Back in April, Yoti launched a Fellowship Programme to help people in the developing world to share their own perspectives on digital identity. The company made an open call for project submissions, vowing to fund three of them to the tune of £30,000.
Just over two months later, the applications window is closed and Yoti is sharing some of the lessons it learned from the process after receiving more than 120 submissions from upwards of 30 different countries. The biggest takeaway concerns the Programme title, which did not include the words ‘digital identity.’ As a result, many of the submissions related to agriculture and the environment rather than digital identity and fell outside the scope of the Programme.
That allowed Yoti to whittle the number of submissions down to a short list of 54 applicants representing 26 different countries, of which 34 percent were women. The project pitches ranged from documentaries to research papers to websites, with some examining national identity programs that have already been implemented and others that were still in the planning stage.
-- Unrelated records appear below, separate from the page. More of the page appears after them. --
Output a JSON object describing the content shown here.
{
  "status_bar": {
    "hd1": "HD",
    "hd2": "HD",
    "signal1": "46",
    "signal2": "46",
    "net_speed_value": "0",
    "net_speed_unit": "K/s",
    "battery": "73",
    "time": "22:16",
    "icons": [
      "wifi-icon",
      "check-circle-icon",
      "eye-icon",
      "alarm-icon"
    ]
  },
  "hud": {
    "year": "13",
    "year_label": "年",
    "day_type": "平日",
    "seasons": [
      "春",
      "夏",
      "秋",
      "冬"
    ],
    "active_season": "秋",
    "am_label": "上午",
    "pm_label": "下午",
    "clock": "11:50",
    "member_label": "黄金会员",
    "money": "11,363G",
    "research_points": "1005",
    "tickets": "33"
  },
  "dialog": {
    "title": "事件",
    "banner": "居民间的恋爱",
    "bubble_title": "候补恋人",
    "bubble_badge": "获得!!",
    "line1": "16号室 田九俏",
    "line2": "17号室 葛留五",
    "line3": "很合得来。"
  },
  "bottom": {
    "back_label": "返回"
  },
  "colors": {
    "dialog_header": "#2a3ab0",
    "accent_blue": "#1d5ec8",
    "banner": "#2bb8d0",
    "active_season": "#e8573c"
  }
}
The winners (and the waiting list) will be selected by the end of the month, while the projects are scheduled to begin at the end of August. In any case, the breadth of the submissions speaks to the success of Yoti’s Programme. The company reported that word of mouth was the most effective means of sharing the opportunity, but plans to ask people how they found out about the Programme to refine its approach and extend its reach in future years.
The Fellowship Programme is part of Yoti’s ongoing mission to develop socially conscious digital identity solutions. Last year, the company published research examining the digital needs of people in Africa and Southeast Asia.
July 2, 2019 – by Eric Weiss